Pisgah Lava Tubes
Described as caves only a geologist could love, the Pisgah lava tubes are, nonetheless, examples of caves created by volcanic action. The lava that spewed from the volcano cooled and solidified on the surface and also hardened along the ground. Streams of molten rock then flowed through the slowly hardening channels and drained away, leaving a network of tunnels behind.
The horizontal passageways here are small and cramped, unlike some of the lava tubes in Lava Beds National Monument in Northern California. The lava tubes are on land controlled by the Bureau of Land Management and the Twin Mountain Quarry Rock Co., about 35 miles east of Barstow.
For access, call Ken Schulte of the BLM at (619) 256-3591, Monday through Friday.
La Jolla Sea Caves
For thousands of years, the fury of waves blasting into the sandstone cliffs has carved out the seven sea caves of La Jolla. The largest cave is called Sunny Jim, which at the entrance looks like the profile of a man’s head. While it’s not known who “Sunny Jim” was, one popular theory suggests he was a comic-strip character at the turn of the century.
Access to Sunny Jim is through a man-made tunnel from the La Jolla Cave and Shell Shop, 1325 Coast Blvd. Visitors descend 133 steps, then cross a walkway to a platform near the ocean entrance of the cave. Take a moment to contemplate the great natural forces at work, because there’s only one way back--the same 133 steps you came down.
Construction of the tunnel began innocently enough in 1902, when Gustav Schulz, a German professor, began digging with a pick and shovel for fossils in the sandstone.
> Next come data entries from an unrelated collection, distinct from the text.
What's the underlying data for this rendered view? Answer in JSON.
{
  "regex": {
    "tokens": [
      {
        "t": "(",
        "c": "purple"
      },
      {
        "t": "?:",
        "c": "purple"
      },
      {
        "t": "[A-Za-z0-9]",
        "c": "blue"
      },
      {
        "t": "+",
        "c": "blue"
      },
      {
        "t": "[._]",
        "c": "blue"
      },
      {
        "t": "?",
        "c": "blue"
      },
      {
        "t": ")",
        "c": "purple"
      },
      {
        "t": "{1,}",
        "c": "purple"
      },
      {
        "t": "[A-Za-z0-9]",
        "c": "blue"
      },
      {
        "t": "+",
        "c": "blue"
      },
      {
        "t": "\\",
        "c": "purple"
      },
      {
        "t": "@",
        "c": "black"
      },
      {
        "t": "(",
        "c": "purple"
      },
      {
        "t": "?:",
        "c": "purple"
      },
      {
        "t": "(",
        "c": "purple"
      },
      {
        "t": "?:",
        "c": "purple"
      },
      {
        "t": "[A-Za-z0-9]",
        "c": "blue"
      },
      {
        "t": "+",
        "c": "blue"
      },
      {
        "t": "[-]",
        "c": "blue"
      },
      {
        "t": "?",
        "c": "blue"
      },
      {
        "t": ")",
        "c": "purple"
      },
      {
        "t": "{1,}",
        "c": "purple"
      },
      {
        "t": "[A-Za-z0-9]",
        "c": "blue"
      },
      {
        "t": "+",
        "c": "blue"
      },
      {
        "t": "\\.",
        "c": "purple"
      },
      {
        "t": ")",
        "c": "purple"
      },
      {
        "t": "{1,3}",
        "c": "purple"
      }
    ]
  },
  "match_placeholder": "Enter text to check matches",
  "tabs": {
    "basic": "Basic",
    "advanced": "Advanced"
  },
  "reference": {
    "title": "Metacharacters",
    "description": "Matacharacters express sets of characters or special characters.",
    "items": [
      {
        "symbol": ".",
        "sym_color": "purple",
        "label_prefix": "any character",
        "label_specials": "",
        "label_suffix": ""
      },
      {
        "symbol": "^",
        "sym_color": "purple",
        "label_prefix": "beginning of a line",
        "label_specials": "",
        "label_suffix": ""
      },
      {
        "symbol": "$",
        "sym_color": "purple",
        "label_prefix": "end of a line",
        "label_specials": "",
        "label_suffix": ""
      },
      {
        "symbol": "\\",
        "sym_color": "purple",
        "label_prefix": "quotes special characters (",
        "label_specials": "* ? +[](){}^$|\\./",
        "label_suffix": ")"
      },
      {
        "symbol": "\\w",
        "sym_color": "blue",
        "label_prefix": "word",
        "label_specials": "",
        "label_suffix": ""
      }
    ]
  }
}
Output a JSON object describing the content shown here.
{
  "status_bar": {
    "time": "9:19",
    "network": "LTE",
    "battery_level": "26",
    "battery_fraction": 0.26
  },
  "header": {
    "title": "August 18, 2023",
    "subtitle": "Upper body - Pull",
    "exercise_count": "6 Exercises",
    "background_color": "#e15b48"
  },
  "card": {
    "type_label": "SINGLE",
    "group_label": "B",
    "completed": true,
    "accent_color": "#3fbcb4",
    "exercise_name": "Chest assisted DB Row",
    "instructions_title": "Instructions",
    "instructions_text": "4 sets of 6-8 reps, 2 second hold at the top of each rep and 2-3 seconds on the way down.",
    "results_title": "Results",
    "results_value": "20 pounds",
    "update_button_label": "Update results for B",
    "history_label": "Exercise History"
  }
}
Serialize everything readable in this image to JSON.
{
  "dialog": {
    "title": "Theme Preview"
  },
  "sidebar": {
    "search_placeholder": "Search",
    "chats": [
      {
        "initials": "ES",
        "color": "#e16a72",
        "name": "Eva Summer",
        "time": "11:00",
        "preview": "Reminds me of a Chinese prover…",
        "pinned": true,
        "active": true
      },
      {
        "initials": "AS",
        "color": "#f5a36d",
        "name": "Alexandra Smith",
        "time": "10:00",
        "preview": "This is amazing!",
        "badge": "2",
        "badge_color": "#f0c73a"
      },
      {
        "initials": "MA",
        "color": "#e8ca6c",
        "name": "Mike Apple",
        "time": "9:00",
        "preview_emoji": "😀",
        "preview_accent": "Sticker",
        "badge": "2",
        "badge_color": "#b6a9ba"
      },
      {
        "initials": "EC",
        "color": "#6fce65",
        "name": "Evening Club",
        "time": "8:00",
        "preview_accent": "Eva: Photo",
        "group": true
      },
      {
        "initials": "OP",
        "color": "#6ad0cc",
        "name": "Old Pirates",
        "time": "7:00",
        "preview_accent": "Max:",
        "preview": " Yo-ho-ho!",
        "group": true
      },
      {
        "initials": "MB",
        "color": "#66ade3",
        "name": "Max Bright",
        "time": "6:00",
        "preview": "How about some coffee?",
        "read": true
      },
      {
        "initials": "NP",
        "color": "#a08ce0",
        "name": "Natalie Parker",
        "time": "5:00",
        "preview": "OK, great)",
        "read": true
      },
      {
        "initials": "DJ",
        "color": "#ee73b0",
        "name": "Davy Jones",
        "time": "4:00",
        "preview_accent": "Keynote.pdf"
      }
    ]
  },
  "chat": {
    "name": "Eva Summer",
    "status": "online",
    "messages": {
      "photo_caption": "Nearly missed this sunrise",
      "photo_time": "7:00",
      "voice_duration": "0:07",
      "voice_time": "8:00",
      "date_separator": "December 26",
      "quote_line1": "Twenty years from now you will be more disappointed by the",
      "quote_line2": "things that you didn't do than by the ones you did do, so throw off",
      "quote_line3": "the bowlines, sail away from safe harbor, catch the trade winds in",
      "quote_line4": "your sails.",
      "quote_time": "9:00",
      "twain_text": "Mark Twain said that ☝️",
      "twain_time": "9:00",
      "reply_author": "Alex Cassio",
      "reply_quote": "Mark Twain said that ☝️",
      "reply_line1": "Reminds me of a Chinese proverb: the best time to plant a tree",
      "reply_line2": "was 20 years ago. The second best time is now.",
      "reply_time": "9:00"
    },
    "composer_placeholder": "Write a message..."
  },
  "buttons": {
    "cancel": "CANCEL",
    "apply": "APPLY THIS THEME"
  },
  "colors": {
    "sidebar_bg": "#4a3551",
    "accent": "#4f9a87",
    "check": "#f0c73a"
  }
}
About halfway up, he decided to complete the tunnel so that it would exit into his cabin, which is the present-day curio shop. The next year, visitors were hauling themselves up and down the 125-foot tunnel with ropes to meet Sunny Jim face to face. While there are no man-made tunnels to the other six caves, they can be viewed from the sandstone bluffs above.
Fee: adults, $1; children 3-11 , 50 cents . Exit the La Jolla Village Drive turn - off and head west to Torrey Pines Road. Turn left and proceed to Prospect Place. Turn right and continue to Coast Boulevard.
The Northern part of California is honeycombed with caves. A few of the more popular ones that are well within the reach of Southern California are:
Discovered in 1918 by two trout fishermen, Crystal Cave in Sequoia National Park sparkles with delicate crystals, translucent pastel draperies and pencil-thin stalactites. The Sequoia Natural History Assn. conducts 45-minute tours Friday through Monday, May through June 16, and daily through Sept. 11. There’s a long waiting list for the extended tour--limited to eight people who are outfitted with overalls, knee pads and helmet lights--which takes visitors to little-known areas of the cave. Cost: $35 per person, by reservation only.
For information and reservations, write the Sequoia Natural History Assn. of Ash Mountain, Box 10, Three Rivers, Calif. 93271, or call (209) 565-3341, Ext. 234.
Boyden Cave in Kings Canyon National Park, open May through October, is a 1,000-foot marble cave that runs beneath part of the massive Kings Gate. The 50-minute walking tour is $4 for adults, $2 for children 6-12.
Write Boyden Cave, P.O. Box 78, Vallecito, Calif. 95251, or phone (209) 736-2708.
Located near Angel’s Camp in the Mother Lode, Moaning Cave is a limestone cave dominated by one room that is big enough to house the Statue of Liberty. For the daring, a 180-foot rappel into the cave is offered for $20.
“We’ve taken almost 20,000 people down into the cave with a perfect success record,” manager Jim Algeo said.
For the fainthearted, a walking tour via the spiral staircase is $5 for adults and $2.50 for children 6-12. There’s also a three-hour general spelunking trip for $35 that includes the rappel and the deeper exploration of the caverns. Reservations are required.
Write Moaning Cave, P.O. Box 78, Vallecito, Calif. 95251, or phone (209) 736-2708.
For more information, write the Southern California Grotto at 1828 Alpha Ave., South Pasadena, Calif. 91030.